# GOAL OF THE EXERCISE
Everything in the entries below must be reproduced exactly, except the images.

# RECORDS SHOWN
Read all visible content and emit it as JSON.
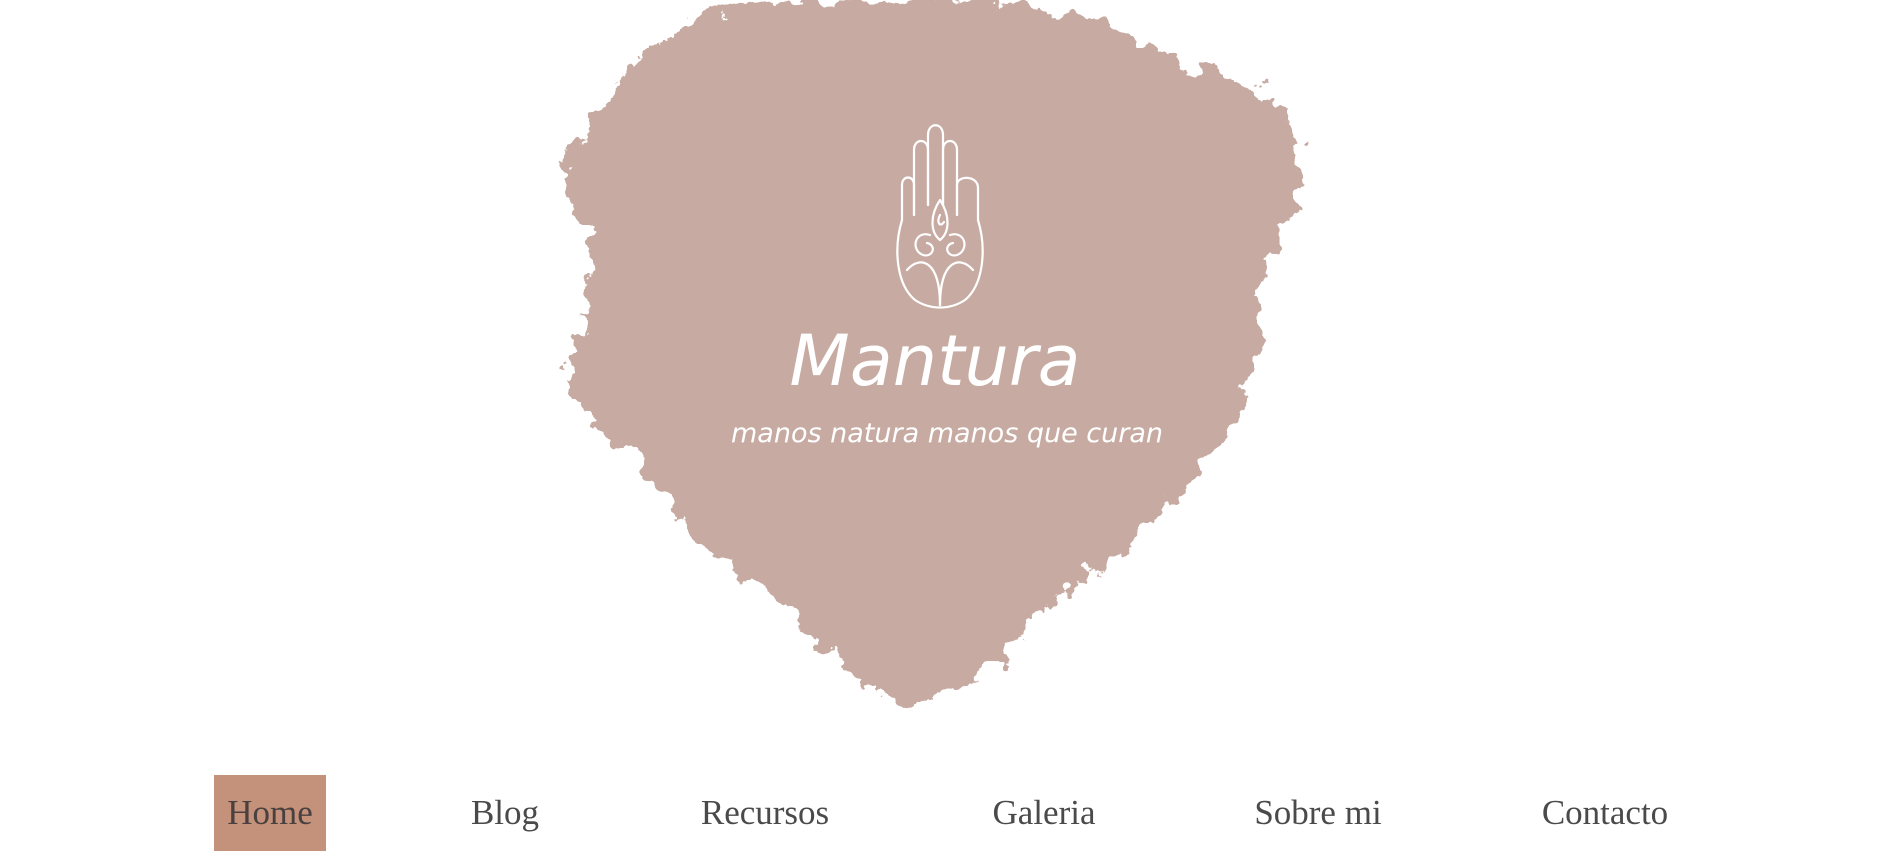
{
  "brand": {
    "name": "Mantura",
    "tagline": "manos natura manos que curan"
  },
  "colors": {
    "splash": "#c7aba2",
    "logo_ink": "#ffffff",
    "nav_active_bg": "#c4917a",
    "nav_text": "#4a4a4a",
    "background": "#ffffff"
  },
  "nav": {
    "items": [
      {
        "label": "Home",
        "active": true
      },
      {
        "label": "Blog",
        "active": false
      },
      {
        "label": "Recursos",
        "active": false
      },
      {
        "label": "Galeria",
        "active": false
      },
      {
        "label": "Sobre mi",
        "active": false
      },
      {
        "label": "Contacto",
        "active": false
      }
    ]
  }
}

# RESPONSE TO THE EXERCISE
Read all visible content and emit it as JSON.
{
  "brand": {
    "name": "Mantura",
    "tagline": "manos natura manos que curan"
  },
  "colors": {
    "splash": "#c7aba2",
    "logo_ink": "#ffffff",
    "nav_active_bg": "#c4917a",
    "nav_text": "#4a4a4a",
    "background": "#ffffff"
  },
  "nav": {
    "items": [
      {
        "label": "Home",
        "active": true
      },
      {
        "label": "Blog",
        "active": false
      },
      {
        "label": "Recursos",
        "active": false
      },
      {
        "label": "Galeria",
        "active": false
      },
      {
        "label": "Sobre mi",
        "active": false
      },
      {
        "label": "Contacto",
        "active": false
      }
    ]
  }
}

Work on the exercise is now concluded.